**ENTRIES PROVIDED**
────────────────────────────────────────

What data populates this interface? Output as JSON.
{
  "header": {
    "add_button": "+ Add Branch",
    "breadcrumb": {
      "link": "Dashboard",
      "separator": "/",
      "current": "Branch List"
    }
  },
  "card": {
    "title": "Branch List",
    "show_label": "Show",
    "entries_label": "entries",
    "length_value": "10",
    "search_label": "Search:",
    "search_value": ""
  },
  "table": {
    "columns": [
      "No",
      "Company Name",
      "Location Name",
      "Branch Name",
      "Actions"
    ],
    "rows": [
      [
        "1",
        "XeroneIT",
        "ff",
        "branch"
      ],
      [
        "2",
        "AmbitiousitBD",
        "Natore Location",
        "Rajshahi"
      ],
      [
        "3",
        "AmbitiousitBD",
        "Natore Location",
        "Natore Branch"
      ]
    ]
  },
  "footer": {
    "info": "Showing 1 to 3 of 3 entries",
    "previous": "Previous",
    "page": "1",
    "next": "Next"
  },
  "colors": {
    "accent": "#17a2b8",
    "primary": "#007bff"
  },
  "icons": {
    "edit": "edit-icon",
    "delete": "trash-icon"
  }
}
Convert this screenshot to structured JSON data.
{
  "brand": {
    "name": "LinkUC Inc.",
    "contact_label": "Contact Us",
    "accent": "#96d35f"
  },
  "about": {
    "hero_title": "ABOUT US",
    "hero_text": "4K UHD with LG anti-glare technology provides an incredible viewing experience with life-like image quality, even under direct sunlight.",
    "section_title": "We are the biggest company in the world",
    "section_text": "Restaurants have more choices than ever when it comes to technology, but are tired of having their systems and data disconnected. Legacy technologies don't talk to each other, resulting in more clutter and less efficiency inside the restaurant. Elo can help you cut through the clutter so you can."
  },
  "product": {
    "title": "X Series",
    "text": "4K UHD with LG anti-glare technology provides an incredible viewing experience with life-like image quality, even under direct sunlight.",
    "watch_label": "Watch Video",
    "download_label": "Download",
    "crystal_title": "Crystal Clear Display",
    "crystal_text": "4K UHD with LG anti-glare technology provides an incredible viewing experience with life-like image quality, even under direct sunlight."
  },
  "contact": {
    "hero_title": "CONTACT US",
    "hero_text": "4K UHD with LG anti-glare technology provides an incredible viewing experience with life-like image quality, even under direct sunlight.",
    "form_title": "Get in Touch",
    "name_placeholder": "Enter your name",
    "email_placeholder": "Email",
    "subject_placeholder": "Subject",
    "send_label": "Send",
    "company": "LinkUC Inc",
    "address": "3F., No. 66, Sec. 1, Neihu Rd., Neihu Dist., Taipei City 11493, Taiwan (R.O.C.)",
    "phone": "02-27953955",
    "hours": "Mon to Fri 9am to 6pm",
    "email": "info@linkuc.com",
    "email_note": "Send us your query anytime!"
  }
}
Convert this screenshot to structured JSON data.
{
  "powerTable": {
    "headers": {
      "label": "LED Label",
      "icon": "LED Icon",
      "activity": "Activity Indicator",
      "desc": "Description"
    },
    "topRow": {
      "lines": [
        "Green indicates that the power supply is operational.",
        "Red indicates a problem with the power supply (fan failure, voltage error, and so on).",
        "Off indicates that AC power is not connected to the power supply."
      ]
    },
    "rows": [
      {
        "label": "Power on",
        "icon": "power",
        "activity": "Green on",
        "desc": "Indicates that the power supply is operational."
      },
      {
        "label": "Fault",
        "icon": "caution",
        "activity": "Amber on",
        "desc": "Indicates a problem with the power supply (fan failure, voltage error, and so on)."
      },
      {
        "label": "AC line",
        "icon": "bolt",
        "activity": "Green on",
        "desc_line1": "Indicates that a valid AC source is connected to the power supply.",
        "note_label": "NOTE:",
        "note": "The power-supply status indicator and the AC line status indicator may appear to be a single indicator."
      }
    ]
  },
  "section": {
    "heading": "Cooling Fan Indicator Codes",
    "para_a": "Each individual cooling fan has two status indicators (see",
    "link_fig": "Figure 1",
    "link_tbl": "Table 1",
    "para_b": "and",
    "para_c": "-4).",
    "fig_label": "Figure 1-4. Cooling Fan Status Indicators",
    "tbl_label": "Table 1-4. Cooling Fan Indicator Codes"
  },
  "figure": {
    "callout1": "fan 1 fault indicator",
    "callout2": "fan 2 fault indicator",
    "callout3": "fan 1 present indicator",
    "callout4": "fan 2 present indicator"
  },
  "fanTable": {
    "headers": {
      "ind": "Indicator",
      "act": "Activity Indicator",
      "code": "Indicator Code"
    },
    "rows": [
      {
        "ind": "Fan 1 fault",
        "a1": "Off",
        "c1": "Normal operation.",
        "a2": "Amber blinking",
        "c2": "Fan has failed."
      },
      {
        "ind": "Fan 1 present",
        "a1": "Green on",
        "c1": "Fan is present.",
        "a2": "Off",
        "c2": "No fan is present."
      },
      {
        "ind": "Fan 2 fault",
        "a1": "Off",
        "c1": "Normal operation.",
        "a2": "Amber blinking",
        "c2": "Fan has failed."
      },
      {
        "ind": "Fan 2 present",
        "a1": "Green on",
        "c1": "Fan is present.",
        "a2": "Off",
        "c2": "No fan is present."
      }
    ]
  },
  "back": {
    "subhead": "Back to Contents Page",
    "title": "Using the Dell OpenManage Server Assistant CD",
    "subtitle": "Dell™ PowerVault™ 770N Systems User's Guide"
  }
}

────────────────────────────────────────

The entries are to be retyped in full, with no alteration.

What data populates this interface? Output as JSON.
{
  "header": {
    "add_button": "+ Add Branch",
    "breadcrumb": {
      "link": "Dashboard",
      "separator": "/",
      "current": "Branch List"
    }
  },
  "card": {
    "title": "Branch List",
    "show_label": "Show",
    "entries_label": "entries",
    "length_value": "10",
    "search_label": "Search:",
    "search_value": ""
  },
  "table": {
    "columns": [
      "No",
      "Company Name",
      "Location Name",
      "Branch Name",
      "Actions"
    ],
    "rows": [
      [
        "1",
        "XeroneIT",
        "ff",
        "branch"
      ],
      [
        "2",
        "AmbitiousitBD",
        "Natore Location",
        "Rajshahi"
      ],
      [
        "3",
        "AmbitiousitBD",
        "Natore Location",
        "Natore Branch"
      ]
    ]
  },
  "footer": {
    "info": "Showing 1 to 3 of 3 entries",
    "previous": "Previous",
    "page": "1",
    "next": "Next"
  },
  "colors": {
    "accent": "#17a2b8",
    "primary": "#007bff"
  },
  "icons": {
    "edit": "edit-icon",
    "delete": "trash-icon"
  }
}
Convert this screenshot to structured JSON data.
{
  "brand": {
    "name": "LinkUC Inc.",
    "contact_label": "Contact Us",
    "accent": "#96d35f"
  },
  "about": {
    "hero_title": "ABOUT US",
    "hero_text": "4K UHD with LG anti-glare technology provides an incredible viewing experience with life-like image quality, even under direct sunlight.",
    "section_title": "We are the biggest company in the world",
    "section_text": "Restaurants have more choices than ever when it comes to technology, but are tired of having their systems and data disconnected. Legacy technologies don't talk to each other, resulting in more clutter and less efficiency inside the restaurant. Elo can help you cut through the clutter so you can."
  },
  "product": {
    "title": "X Series",
    "text": "4K UHD with LG anti-glare technology provides an incredible viewing experience with life-like image quality, even under direct sunlight.",
    "watch_label": "Watch Video",
    "download_label": "Download",
    "crystal_title": "Crystal Clear Display",
    "crystal_text": "4K UHD with LG anti-glare technology provides an incredible viewing experience with life-like image quality, even under direct sunlight."
  },
  "contact": {
    "hero_title": "CONTACT US",
    "hero_text": "4K UHD with LG anti-glare technology provides an incredible viewing experience with life-like image quality, even under direct sunlight.",
    "form_title": "Get in Touch",
    "name_placeholder": "Enter your name",
    "email_placeholder": "Email",
    "subject_placeholder": "Subject",
    "send_label": "Send",
    "company": "LinkUC Inc",
    "address": "3F., No. 66, Sec. 1, Neihu Rd., Neihu Dist., Taipei City 11493, Taiwan (R.O.C.)",
    "phone": "02-27953955",
    "hours": "Mon to Fri 9am to 6pm",
    "email": "info@linkuc.com",
    "email_note": "Send us your query anytime!"
  }
}
Convert this screenshot to structured JSON data.
{
  "powerTable": {
    "headers": {
      "label": "LED Label",
      "icon": "LED Icon",
      "activity": "Activity Indicator",
      "desc": "Description"
    },
    "topRow": {
      "lines": [
        "Green indicates that the power supply is operational.",
        "Red indicates a problem with the power supply (fan failure, voltage error, and so on).",
        "Off indicates that AC power is not connected to the power supply."
      ]
    },
    "rows": [
      {
        "label": "Power on",
        "icon": "power",
        "activity": "Green on",
        "desc": "Indicates that the power supply is operational."
      },
      {
        "label": "Fault",
        "icon": "caution",
        "activity": "Amber on",
        "desc": "Indicates a problem with the power supply (fan failure, voltage error, and so on)."
      },
      {
        "label": "AC line",
        "icon": "bolt",
        "activity": "Green on",
        "desc_line1": "Indicates that a valid AC source is connected to the power supply.",
        "note_label": "NOTE:",
        "note": "The power-supply status indicator and the AC line status indicator may appear to be a single indicator."
      }
    ]
  },
  "section": {
    "heading": "Cooling Fan Indicator Codes",
    "para_a": "Each individual cooling fan has two status indicators (see",
    "link_fig": "Figure 1",
    "link_tbl": "Table 1",
    "para_b": "and",
    "para_c": "-4).",
    "fig_label": "Figure 1-4. Cooling Fan Status Indicators",
    "tbl_label": "Table 1-4. Cooling Fan Indicator Codes"
  },
  "figure": {
    "callout1": "fan 1 fault indicator",
    "callout2": "fan 2 fault indicator",
    "callout3": "fan 1 present indicator",
    "callout4": "fan 2 present indicator"
  },
  "fanTable": {
    "headers": {
      "ind": "Indicator",
      "act": "Activity Indicator",
      "code": "Indicator Code"
    },
    "rows": [
      {
        "ind": "Fan 1 fault",
        "a1": "Off",
        "c1": "Normal operation.",
        "a2": "Amber blinking",
        "c2": "Fan has failed."
      },
      {
        "ind": "Fan 1 present",
        "a1": "Green on",
        "c1": "Fan is present.",
        "a2": "Off",
        "c2": "No fan is present."
      },
      {
        "ind": "Fan 2 fault",
        "a1": "Off",
        "c1": "Normal operation.",
        "a2": "Amber blinking",
        "c2": "Fan has failed."
      },
      {
        "ind": "Fan 2 present",
        "a1": "Green on",
        "c1": "Fan is present.",
        "a2": "Off",
        "c2": "No fan is present."
      }
    ]
  },
  "back": {
    "subhead": "Back to Contents Page",
    "title": "Using the Dell OpenManage Server Assistant CD",
    "subtitle": "Dell™ PowerVault™ 770N Systems User's Guide"
  }
}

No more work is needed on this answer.